Climbing the Pyramid

Any of us who are blessed enough to have found some measure of spiritual awakening in this life find ourselves in a peculiar situation, in respect to our relationship with the rest of humanity.

It is a fact of life, and has been for as long as there have been those who wake up to some degree, that the majority of humans exist in a state of confusion and suffering. This suffering is not purely economic, although poverty is a real problem. Those who have their basic needs taken care of, or even those who live in lavish luxury, can and do still suffer a great deal on an emotional, social, and soul level. And this is precisely the state which we ourselves seek to extricate ourselves from.

Yet, we know from the understandings handed down to us from various wisdom teachings that each of those confused and suffering people contains a divine spark, and the potential to ignite that spark, and transmute their suffering, thereby transforming into a vibrant, soulful, and purposeful human being. Whether we know it or not, I believe that this is the ultimate purpose of service, not simply to reduce suffering to reach some state of equilibrium, but to free up resources to realize a higher potential in each person.

1579917_origMany readers will be familiar with Maslow’s Hierarchy of Needs, perhaps from Psychology 101. For those who aren’t familiar, it is a model of human needs which arranges them in a pyramidal structure, grouped into levels, each needing to be satisfied before the next level can be advanced. At the base are the most basic, biological needs, and they transition up the pyramid into emotional and social needs, with the capstone being self-realization, the fulfillment of some transcendent purpose that is beyond all the others below it. The key idea is that one must take care of the needs in sequence, from bottom to top. If the basic needs are not addressed, the higher needs will remain unfulfilled.

So, if the capstone of that pyramid is equivalent to the destiny towards which we are moving, and which we hope to assist all of humanity in achieving, then helping those around us means helping them move beyond the level where they currently exist. For those whose basic needs still are unsatisfied, we would not necessarily hand the deepest teachings of soul wisdom. It may simply be that they need food to eat or a roof over their head. For yet others, mental/emotional stability may be their current requirement. Yet, in all of these, the reason we help is the movement towards that capstone of ultimate good, even transcendence.

In this way, if we wish to be good servants to our Creator and our fellows, it’s helpful to first be able to recognize which service is required, depending on where that person is at, and how we are best equipped to provide it. This begins with a concrete conceptual model of the hierarchy of needs, as well as the ultimate goal.

Tending the Garden

400017260I find the garden to be a useful metaphor both in inner work, as well as work with other people. To me, the relationship between those who wish to serve a higher purpose and the rest of life and humanity is similar to the relationship of a gardener to a garden. In this vein, we are not the sole rescuers or providers of the essential life processes. Rather, we should best view ourselves as Life’s humble and equanimous attendants.

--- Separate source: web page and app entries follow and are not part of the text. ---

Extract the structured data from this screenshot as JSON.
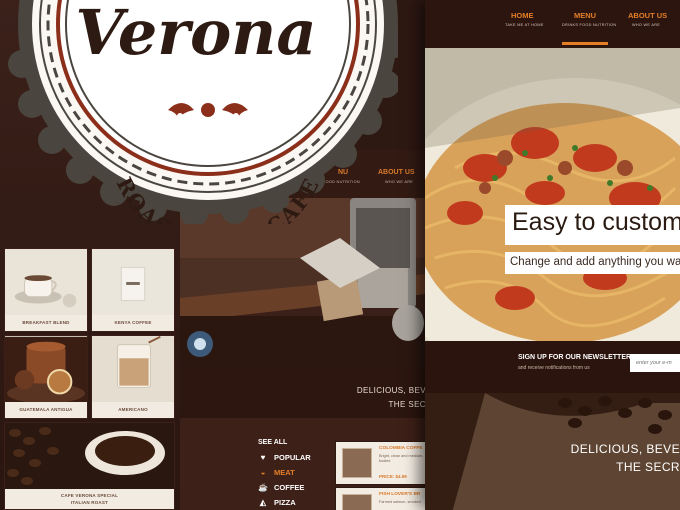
{
  "logo": {
    "name": "Verona",
    "tagline": "ROASTERS & CAFE"
  },
  "left_panel": {
    "tiles": [
      {
        "caption": "BREAKFAST BLEND"
      },
      {
        "caption": "KENYA COFFEE"
      },
      {
        "caption": "GUATEMALA ANTIGUA"
      },
      {
        "caption": "AMERICANO"
      },
      {
        "caption_line1": "CAFE VERONA SPECIAL",
        "caption_line2": "ITALIAN ROAST"
      }
    ]
  },
  "middle_panel": {
    "nav": [
      {
        "label": "NU",
        "sub": "FOOD NUTRITION"
      },
      {
        "label": "ABOUT US",
        "sub": "WHO WE ARE"
      }
    ],
    "tagline_line1": "DELICIOUS, BEV",
    "tagline_line2": "THE SEC",
    "categories_heading": "SEE ALL",
    "categories": [
      {
        "label": "POPULAR",
        "icon": "heart-icon",
        "active": false
      },
      {
        "label": "MEAT",
        "icon": "bowl-icon",
        "active": true
      },
      {
        "label": "COFFEE",
        "icon": "cup-icon",
        "active": false
      },
      {
        "label": "PIZZA",
        "icon": "pizza-icon",
        "active": false
      }
    ],
    "menu_cards": [
      {
        "title": "COLOMBIA COFFE",
        "desc": "Bright, clean and medium-bodied",
        "price": "PRICE: $4.99"
      },
      {
        "title": "FISH LOVER'S BR",
        "desc": "Farmed salmon, smoked"
      }
    ]
  },
  "right_panel": {
    "nav": [
      {
        "label": "HOME",
        "sub": "TAKE ME AT HOME"
      },
      {
        "label": "MENU",
        "sub": "DRINKS FOOD NUTRITION",
        "active": true
      },
      {
        "label": "ABOUT US",
        "sub": "WHO WE ARE"
      }
    ],
    "hero_title": "Easy to custom",
    "hero_subtitle": "Change and add anything you want ea",
    "newsletter": {
      "title": "SIGN UP FOR OUR NEWSLETTER",
      "subtitle": "and receive notifications from us",
      "placeholder": "enter your e-m"
    },
    "tagline_line1": "DELICIOUS, BEVE",
    "tagline_line2": "THE SECR"
  },
  "colors": {
    "accent": "#e57f26",
    "dark_brown": "#2e1710",
    "badge_red": "#8b2e1a",
    "cream": "#f3ece2"
  }
}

We cannot make the garden grow, the flowers blossom, or the vegetables ripen, but we can water them, prune them, prop them up when they have fallen, and dig out the weeds. If more of us are wise, conscientious, and faithful stewards, then the garden of human civilization will be more sweet with the scent of compassion, bright with the colors of inspired expression, and fulfilling with the fruits of human self-actualization.

 

Universal Freemasonry

TO THE GLORY OF GOD

Discover

A daily selection of the best content published on WordPress, collected for you by humans who love to read.

The Daily Post

The Art and Craft of Blogging

The WordPress.com Blog

The latest news on WordPress.com and the WordPress community.